A solemn, wild, and melancholy noise,
Shaking the tranquil air; and afterward
A clash and jangling, barbarously prolonged,
Torturing the unwilling car, rang dissonant.
Again the unnatural thunder rolled along,
Again the crash and clamour followed it.
Shuddering she heard, who knew that every peal
From the dread gong, announced a victim's heart
Torn from his breast, and each triumphant clang,
A mangled corse down the great temple's stairs
Hurled headlong; and she knew, as lately taught,
How vengeance was ordained for cruelty;

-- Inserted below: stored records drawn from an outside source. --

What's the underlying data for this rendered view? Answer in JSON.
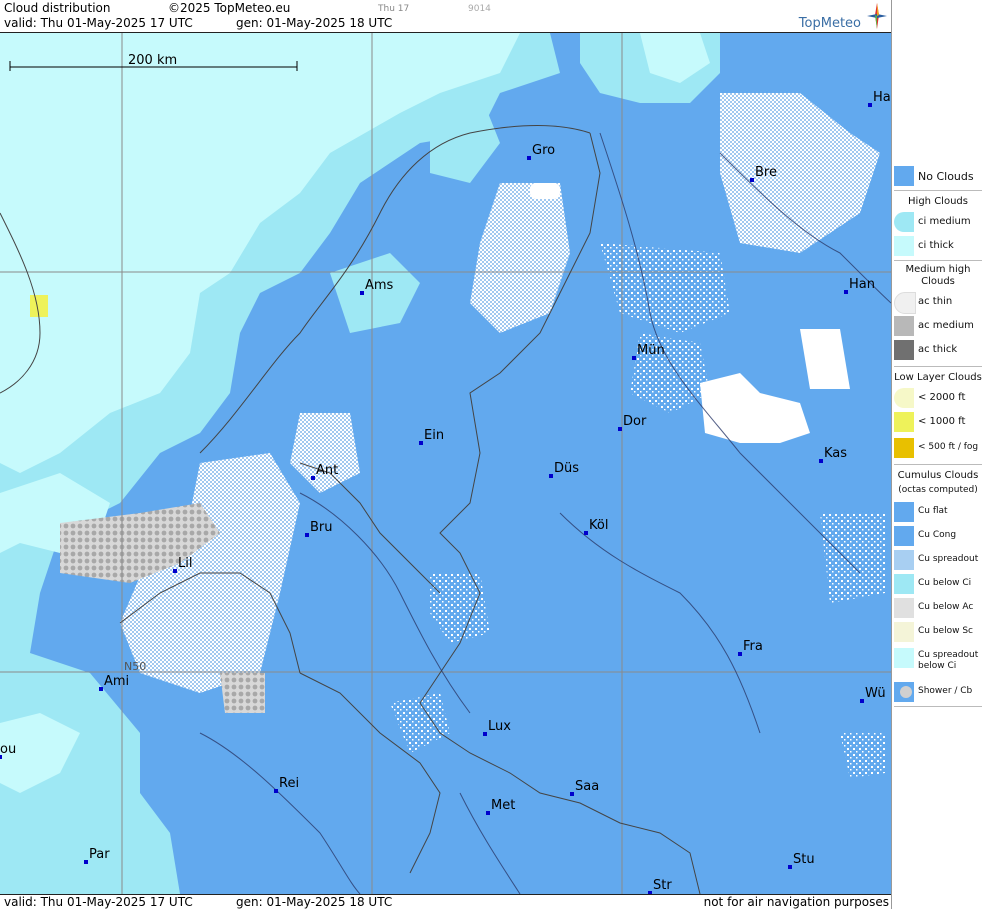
{
  "header": {
    "title": "Cloud distribution",
    "copyright": "©2025 TopMeteo.eu",
    "time_small": "Thu 17",
    "code_small": "9014",
    "valid": "valid:  Thu  01-May-2025  17 UTC",
    "gen": "gen: 01-May-2025 18 UTC",
    "brand": "TopMeteo"
  },
  "footer": {
    "valid": "valid:  Thu  01-May-2025  17 UTC",
    "gen": "gen: 01-May-2025 18 UTC",
    "disclaimer": "not for air navigation purposes"
  },
  "map": {
    "scale_label": "200 km",
    "grid_label": "N50",
    "cities": [
      {
        "name": "Gro"
      },
      {
        "name": "Bre"
      },
      {
        "name": "Ha"
      },
      {
        "name": "Ams"
      },
      {
        "name": "Han"
      },
      {
        "name": "Mün"
      },
      {
        "name": "Dor"
      },
      {
        "name": "Ein"
      },
      {
        "name": "Ant"
      },
      {
        "name": "Düs"
      },
      {
        "name": "Kas"
      },
      {
        "name": "Bru"
      },
      {
        "name": "Köl"
      },
      {
        "name": "Lil"
      },
      {
        "name": "Fra"
      },
      {
        "name": "Ami"
      },
      {
        "name": "Wü"
      },
      {
        "name": "Lux"
      },
      {
        "name": "ou"
      },
      {
        "name": "Rei"
      },
      {
        "name": "Saa"
      },
      {
        "name": "Met"
      },
      {
        "name": "Par"
      },
      {
        "name": "Stu"
      },
      {
        "name": "Str"
      }
    ]
  },
  "legend": {
    "no_clouds": "No Clouds",
    "high_title": "High Clouds",
    "ci_medium": "ci medium",
    "ci_thick": "ci thick",
    "medium_title_1": "Medium high",
    "medium_title_2": "Clouds",
    "ac_thin": "ac thin",
    "ac_medium": "ac medium",
    "ac_thick": "ac thick",
    "low_title": "Low Layer Clouds",
    "low_2000": "< 2000 ft",
    "low_1000": "< 1000 ft",
    "low_500": "< 500 ft / fog",
    "cu_title": "Cumulus Clouds",
    "cu_sub": "(octas computed)",
    "cu_flat": "Cu flat",
    "cu_cong": "Cu Cong",
    "cu_spreadout": "Cu spreadout",
    "cu_below_ci": "Cu below Ci",
    "cu_below_ac": "Cu below Ac",
    "cu_below_sc": "Cu below Sc",
    "cu_spreadout_below_ci_1": "Cu spreadout",
    "cu_spreadout_below_ci_2": "below Ci",
    "shower": "Shower / Cb"
  },
  "colors": {
    "cu_flat": "#62a9ee",
    "ci_medium": "#9ee8f4",
    "ci_thick": "#c6fafc",
    "low_1000": "#eef25a",
    "low_500": "#e8c000",
    "ac_medium": "#b8b8b8",
    "ac_thick": "#707070"
  }
}
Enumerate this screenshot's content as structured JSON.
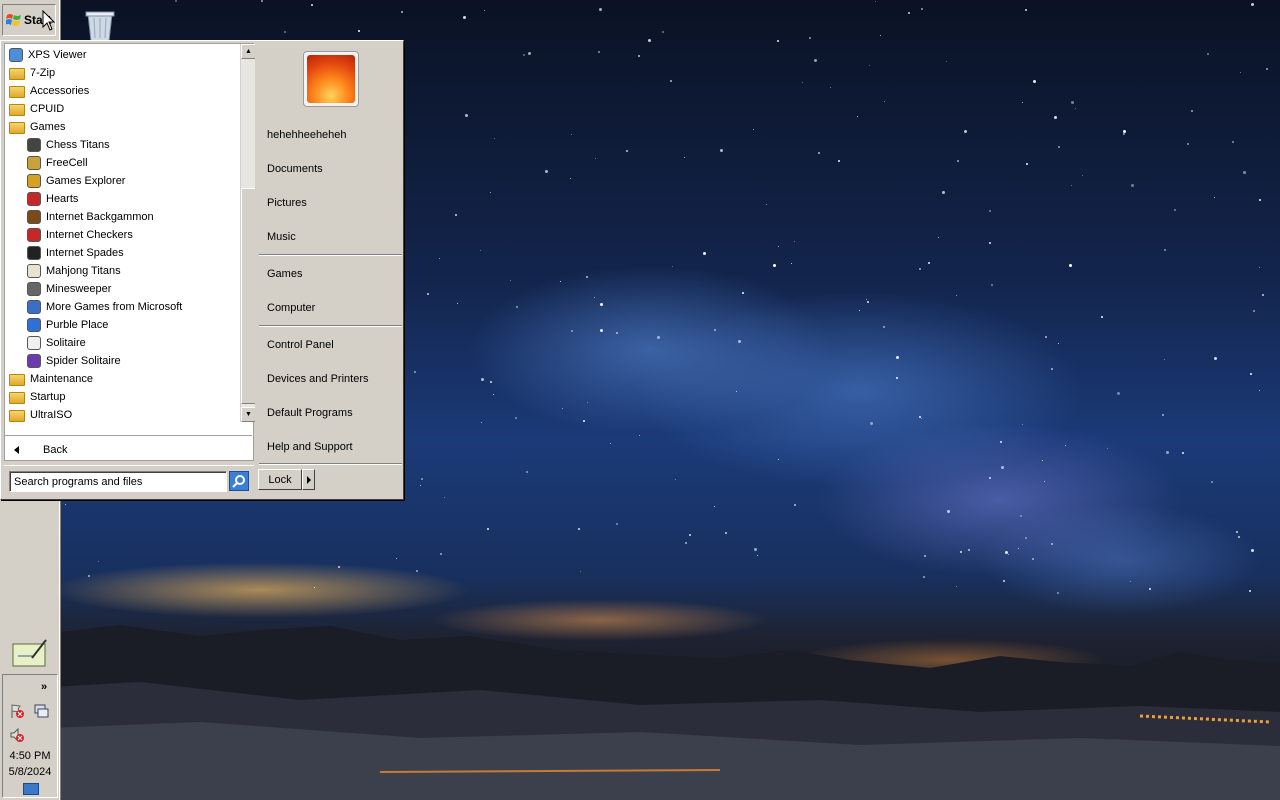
{
  "taskbar": {
    "start_label": "Start",
    "clock_time": "4:50 PM",
    "clock_date": "5/8/2024",
    "tray_chevron": "»"
  },
  "start_menu": {
    "programs": [
      {
        "label": "XPS Viewer",
        "icon": "xps-viewer-icon",
        "indent": 0
      },
      {
        "label": "7-Zip",
        "icon": "folder-icon",
        "indent": 0
      },
      {
        "label": "Accessories",
        "icon": "folder-icon",
        "indent": 0
      },
      {
        "label": "CPUID",
        "icon": "folder-icon",
        "indent": 0
      },
      {
        "label": "Games",
        "icon": "folder-icon",
        "indent": 0
      },
      {
        "label": "Chess Titans",
        "icon": "chess-icon",
        "indent": 1
      },
      {
        "label": "FreeCell",
        "icon": "freecell-icon",
        "indent": 1
      },
      {
        "label": "Games Explorer",
        "icon": "games-explorer-icon",
        "indent": 1
      },
      {
        "label": "Hearts",
        "icon": "hearts-icon",
        "indent": 1
      },
      {
        "label": "Internet Backgammon",
        "icon": "backgammon-icon",
        "indent": 1
      },
      {
        "label": "Internet Checkers",
        "icon": "checkers-icon",
        "indent": 1
      },
      {
        "label": "Internet Spades",
        "icon": "spades-icon",
        "indent": 1
      },
      {
        "label": "Mahjong Titans",
        "icon": "mahjong-icon",
        "indent": 1
      },
      {
        "label": "Minesweeper",
        "icon": "minesweeper-icon",
        "indent": 1
      },
      {
        "label": "More Games from Microsoft",
        "icon": "more-games-icon",
        "indent": 1
      },
      {
        "label": "Purble Place",
        "icon": "purble-place-icon",
        "indent": 1
      },
      {
        "label": "Solitaire",
        "icon": "solitaire-icon",
        "indent": 1
      },
      {
        "label": "Spider Solitaire",
        "icon": "spider-solitaire-icon",
        "indent": 1
      },
      {
        "label": "Maintenance",
        "icon": "folder-icon",
        "indent": 0
      },
      {
        "label": "Startup",
        "icon": "folder-icon",
        "indent": 0
      },
      {
        "label": "UltraISO",
        "icon": "folder-icon",
        "indent": 0
      }
    ],
    "back_label": "Back",
    "search_placeholder": "Search programs and files",
    "user_name": "hehehheeheheh",
    "right_group_1": [
      "Documents",
      "Pictures",
      "Music"
    ],
    "right_group_2": [
      "Games",
      "Computer"
    ],
    "right_group_3": [
      "Control Panel",
      "Devices and Printers",
      "Default Programs",
      "Help and Support"
    ],
    "lock_label": "Lock"
  },
  "colors": {
    "chrome": "#d4d0c8",
    "folder": "#e0a92c",
    "search_button": "#3c7fd6"
  }
}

How pride would end; and uncouth soldiers tread
Through bloody furrows o'er her pleasant groves
And gardens; and would make themselves a road
Over the dead, choking the silver lake,
And cast the battered idols down the steps
That climbed their execrable towers, and raze
Sheer from the ground Ahuitzol's mighty pile.